The Clank! pile itself is harmless. So what’s the big deal?
There is a dragon in dungeon. This is not a monster to be fought, nor does it roam the board. It is an omnipresent threat, and players can only hope to stay below its radar or pray it doesn’t get angry.
Some cards in the Dungeon deck have a dragon icon on them. When they’re revealed, the dragon attacks. This means all the cubes in the Clank! pile are added to the dragon bag and a certain number of them are drawn out. If a player’s cube is drawn, that’s a wound.
Not to worry! The dragon bag starts with 24 black dragon cubes. Draw these, and no one is harmed, so the odds of taking a lot of damage early on are low. Alas, the black cubes are usually not returned to the dragon bag, while players will continue clanking their way through the dungeon. The later in the game you are, the more likely players’ cubes are to be drawn. Also, the later you are in the game, the angrier the dragon gets, meaning the more cubes are drawn every time the dragon attacks.
This adds a push-your-luck element to the game, and it is one a player can exploit. The first player to the exit (walking or carried) starts to collapse the dungeon. Every turn they incite the dragon to attack, making it angrier and angrier, until on their fourth turn out of the dungeon it collapses, tipping over all within.
It is a valid strategy to run down, grab the first artifact you can reach, and run back out. It is also a valid strategy to go deep, spend as much time in the dungeon as you can, and load up on loot. Which strategy is likely to win? That very much depends on the individual decks the players have built.
Whatever strategy you embrace, I suggest embracing it with gusto. As the verbiage on the cards makes clear, this is not a game that takes itself too seriously. The effects of the some of the cards can be a little ambiguous, and as of yet there doesn’t appear to be an extensive FAQ for it, so try to be consistent in your rulings, plant your tongue firmly in cheek, and go for it!
Totaling victory points at the end of the game isn’t fun and can take a minute or two, as most things count toward victory points, and some cards affect how much other cards/items are worth. That is the only part of the game I found dull. (I could also do without all the exclamation points.)

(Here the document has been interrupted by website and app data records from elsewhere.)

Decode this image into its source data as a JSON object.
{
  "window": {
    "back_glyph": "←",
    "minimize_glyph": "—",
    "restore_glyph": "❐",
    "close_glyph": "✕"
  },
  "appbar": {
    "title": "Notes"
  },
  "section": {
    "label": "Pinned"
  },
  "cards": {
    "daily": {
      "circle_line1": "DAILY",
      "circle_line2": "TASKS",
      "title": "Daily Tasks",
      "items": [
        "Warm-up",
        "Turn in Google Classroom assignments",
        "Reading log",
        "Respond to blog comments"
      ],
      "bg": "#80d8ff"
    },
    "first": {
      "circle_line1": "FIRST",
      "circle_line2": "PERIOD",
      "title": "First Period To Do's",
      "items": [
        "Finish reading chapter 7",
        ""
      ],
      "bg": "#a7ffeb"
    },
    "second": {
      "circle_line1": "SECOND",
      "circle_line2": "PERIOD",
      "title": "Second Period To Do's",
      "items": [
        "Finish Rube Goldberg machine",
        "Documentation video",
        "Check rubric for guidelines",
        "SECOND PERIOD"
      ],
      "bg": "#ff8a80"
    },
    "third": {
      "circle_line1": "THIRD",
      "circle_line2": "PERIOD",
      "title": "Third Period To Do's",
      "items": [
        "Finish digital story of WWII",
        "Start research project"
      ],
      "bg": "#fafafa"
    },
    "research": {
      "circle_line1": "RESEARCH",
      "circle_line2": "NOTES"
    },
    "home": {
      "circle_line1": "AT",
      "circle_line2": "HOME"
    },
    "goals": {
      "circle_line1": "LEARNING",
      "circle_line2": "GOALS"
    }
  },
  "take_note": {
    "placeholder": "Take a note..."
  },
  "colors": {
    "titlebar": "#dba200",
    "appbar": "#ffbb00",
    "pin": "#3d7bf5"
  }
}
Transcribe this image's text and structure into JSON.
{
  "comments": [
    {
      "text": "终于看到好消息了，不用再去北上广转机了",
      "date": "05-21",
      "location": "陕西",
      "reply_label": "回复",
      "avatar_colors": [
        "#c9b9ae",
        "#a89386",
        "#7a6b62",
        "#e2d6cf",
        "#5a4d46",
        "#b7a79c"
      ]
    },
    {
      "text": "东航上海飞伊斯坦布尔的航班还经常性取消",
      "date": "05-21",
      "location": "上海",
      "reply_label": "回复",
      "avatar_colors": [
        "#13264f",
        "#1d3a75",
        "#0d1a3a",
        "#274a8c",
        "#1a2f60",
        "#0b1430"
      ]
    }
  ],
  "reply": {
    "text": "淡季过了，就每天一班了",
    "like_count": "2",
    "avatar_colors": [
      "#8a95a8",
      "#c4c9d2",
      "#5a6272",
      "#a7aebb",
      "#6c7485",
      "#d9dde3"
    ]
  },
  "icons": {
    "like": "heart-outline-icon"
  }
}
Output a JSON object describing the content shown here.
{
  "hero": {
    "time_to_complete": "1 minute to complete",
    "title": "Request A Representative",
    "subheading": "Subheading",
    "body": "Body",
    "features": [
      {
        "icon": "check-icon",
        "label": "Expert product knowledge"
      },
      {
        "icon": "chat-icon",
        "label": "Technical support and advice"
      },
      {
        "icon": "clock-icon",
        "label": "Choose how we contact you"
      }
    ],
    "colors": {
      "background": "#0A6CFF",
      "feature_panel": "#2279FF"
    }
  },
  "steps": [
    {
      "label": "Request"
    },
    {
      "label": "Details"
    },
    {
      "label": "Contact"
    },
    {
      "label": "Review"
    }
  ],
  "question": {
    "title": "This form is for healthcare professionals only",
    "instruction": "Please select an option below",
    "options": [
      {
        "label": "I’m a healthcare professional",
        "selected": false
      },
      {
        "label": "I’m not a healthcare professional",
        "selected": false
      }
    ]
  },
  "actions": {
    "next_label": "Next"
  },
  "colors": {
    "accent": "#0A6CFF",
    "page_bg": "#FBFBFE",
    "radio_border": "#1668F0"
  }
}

So far we’ve only played this with two players. Looking forward to playing it with three or four.
Jeff Stehman’s last game review for us was Defenders of the Realm.